Data to examine START
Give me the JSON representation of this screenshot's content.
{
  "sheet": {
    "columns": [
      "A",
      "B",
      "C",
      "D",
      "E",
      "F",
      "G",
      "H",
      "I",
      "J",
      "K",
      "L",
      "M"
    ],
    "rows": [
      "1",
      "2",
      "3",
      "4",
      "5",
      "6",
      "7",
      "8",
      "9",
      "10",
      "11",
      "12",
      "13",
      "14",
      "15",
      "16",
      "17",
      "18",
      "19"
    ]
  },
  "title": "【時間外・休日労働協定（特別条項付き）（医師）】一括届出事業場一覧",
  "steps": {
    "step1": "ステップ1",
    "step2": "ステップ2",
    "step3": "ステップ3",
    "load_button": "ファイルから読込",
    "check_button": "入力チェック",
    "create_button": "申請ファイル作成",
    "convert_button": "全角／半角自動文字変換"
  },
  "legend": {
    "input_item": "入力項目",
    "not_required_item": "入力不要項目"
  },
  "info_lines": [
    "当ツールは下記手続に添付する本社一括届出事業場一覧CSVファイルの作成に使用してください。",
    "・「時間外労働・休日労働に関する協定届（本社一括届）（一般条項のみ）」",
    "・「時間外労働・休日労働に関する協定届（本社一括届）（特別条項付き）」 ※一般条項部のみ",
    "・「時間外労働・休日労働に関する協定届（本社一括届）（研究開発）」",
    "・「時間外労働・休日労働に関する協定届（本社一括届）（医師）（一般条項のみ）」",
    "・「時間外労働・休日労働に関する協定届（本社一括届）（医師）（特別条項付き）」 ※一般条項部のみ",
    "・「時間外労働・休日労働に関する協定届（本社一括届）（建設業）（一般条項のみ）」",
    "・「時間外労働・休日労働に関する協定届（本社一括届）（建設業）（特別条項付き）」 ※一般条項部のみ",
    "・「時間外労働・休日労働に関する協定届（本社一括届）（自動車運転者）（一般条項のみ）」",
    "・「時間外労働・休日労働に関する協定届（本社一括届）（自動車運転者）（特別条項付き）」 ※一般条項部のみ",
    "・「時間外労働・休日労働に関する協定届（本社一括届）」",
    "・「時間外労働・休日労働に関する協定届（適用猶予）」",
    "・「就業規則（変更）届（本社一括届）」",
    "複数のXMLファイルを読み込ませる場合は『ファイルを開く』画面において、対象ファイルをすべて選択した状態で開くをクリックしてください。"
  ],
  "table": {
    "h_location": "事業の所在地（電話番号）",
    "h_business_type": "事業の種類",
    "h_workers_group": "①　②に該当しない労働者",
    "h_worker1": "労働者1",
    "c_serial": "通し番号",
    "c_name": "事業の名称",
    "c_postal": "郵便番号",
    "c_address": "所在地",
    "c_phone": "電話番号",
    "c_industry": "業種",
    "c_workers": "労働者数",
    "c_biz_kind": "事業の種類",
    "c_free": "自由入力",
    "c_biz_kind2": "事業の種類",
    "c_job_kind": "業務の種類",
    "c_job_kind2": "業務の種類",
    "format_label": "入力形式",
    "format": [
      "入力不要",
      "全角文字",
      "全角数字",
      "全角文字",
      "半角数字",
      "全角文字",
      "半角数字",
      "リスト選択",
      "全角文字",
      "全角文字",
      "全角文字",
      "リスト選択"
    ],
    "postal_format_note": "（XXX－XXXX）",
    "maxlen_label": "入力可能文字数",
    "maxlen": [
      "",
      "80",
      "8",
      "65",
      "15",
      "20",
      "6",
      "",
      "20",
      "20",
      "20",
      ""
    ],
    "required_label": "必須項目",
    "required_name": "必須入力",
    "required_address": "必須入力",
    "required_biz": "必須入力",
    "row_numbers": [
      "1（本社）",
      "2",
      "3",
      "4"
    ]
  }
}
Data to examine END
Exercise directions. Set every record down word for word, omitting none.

Output for this task.
Give me the JSON representation of this screenshot's content.
{
  "sheet": {
    "columns": [
      "A",
      "B",
      "C",
      "D",
      "E",
      "F",
      "G",
      "H",
      "I",
      "J",
      "K",
      "L",
      "M"
    ],
    "rows": [
      "1",
      "2",
      "3",
      "4",
      "5",
      "6",
      "7",
      "8",
      "9",
      "10",
      "11",
      "12",
      "13",
      "14",
      "15",
      "16",
      "17",
      "18",
      "19"
    ]
  },
  "title": "【時間外・休日労働協定（特別条項付き）（医師）】一括届出事業場一覧",
  "steps": {
    "step1": "ステップ1",
    "step2": "ステップ2",
    "step3": "ステップ3",
    "load_button": "ファイルから読込",
    "check_button": "入力チェック",
    "create_button": "申請ファイル作成",
    "convert_button": "全角／半角自動文字変換"
  },
  "legend": {
    "input_item": "入力項目",
    "not_required_item": "入力不要項目"
  },
  "info_lines": [
    "当ツールは下記手続に添付する本社一括届出事業場一覧CSVファイルの作成に使用してください。",
    "・「時間外労働・休日労働に関する協定届（本社一括届）（一般条項のみ）」",
    "・「時間外労働・休日労働に関する協定届（本社一括届）（特別条項付き）」 ※一般条項部のみ",
    "・「時間外労働・休日労働に関する協定届（本社一括届）（研究開発）」",
    "・「時間外労働・休日労働に関する協定届（本社一括届）（医師）（一般条項のみ）」",
    "・「時間外労働・休日労働に関する協定届（本社一括届）（医師）（特別条項付き）」 ※一般条項部のみ",
    "・「時間外労働・休日労働に関する協定届（本社一括届）（建設業）（一般条項のみ）」",
    "・「時間外労働・休日労働に関する協定届（本社一括届）（建設業）（特別条項付き）」 ※一般条項部のみ",
    "・「時間外労働・休日労働に関する協定届（本社一括届）（自動車運転者）（一般条項のみ）」",
    "・「時間外労働・休日労働に関する協定届（本社一括届）（自動車運転者）（特別条項付き）」 ※一般条項部のみ",
    "・「時間外労働・休日労働に関する協定届（本社一括届）」",
    "・「時間外労働・休日労働に関する協定届（適用猶予）」",
    "・「就業規則（変更）届（本社一括届）」",
    "複数のXMLファイルを読み込ませる場合は『ファイルを開く』画面において、対象ファイルをすべて選択した状態で開くをクリックしてください。"
  ],
  "table": {
    "h_location": "事業の所在地（電話番号）",
    "h_business_type": "事業の種類",
    "h_workers_group": "①　②に該当しない労働者",
    "h_worker1": "労働者1",
    "c_serial": "通し番号",
    "c_name": "事業の名称",
    "c_postal": "郵便番号",
    "c_address": "所在地",
    "c_phone": "電話番号",
    "c_industry": "業種",
    "c_workers": "労働者数",
    "c_biz_kind": "事業の種類",
    "c_free": "自由入力",
    "c_biz_kind2": "事業の種類",
    "c_job_kind": "業務の種類",
    "c_job_kind2": "業務の種類",
    "format_label": "入力形式",
    "format": [
      "入力不要",
      "全角文字",
      "全角数字",
      "全角文字",
      "半角数字",
      "全角文字",
      "半角数字",
      "リスト選択",
      "全角文字",
      "全角文字",
      "全角文字",
      "リスト選択"
    ],
    "postal_format_note": "（XXX－XXXX）",
    "maxlen_label": "入力可能文字数",
    "maxlen": [
      "",
      "80",
      "8",
      "65",
      "15",
      "20",
      "6",
      "",
      "20",
      "20",
      "20",
      ""
    ],
    "required_label": "必須項目",
    "required_name": "必須入力",
    "required_address": "必須入力",
    "required_biz": "必須入力",
    "row_numbers": [
      "1（本社）",
      "2",
      "3",
      "4"
    ]
  }
}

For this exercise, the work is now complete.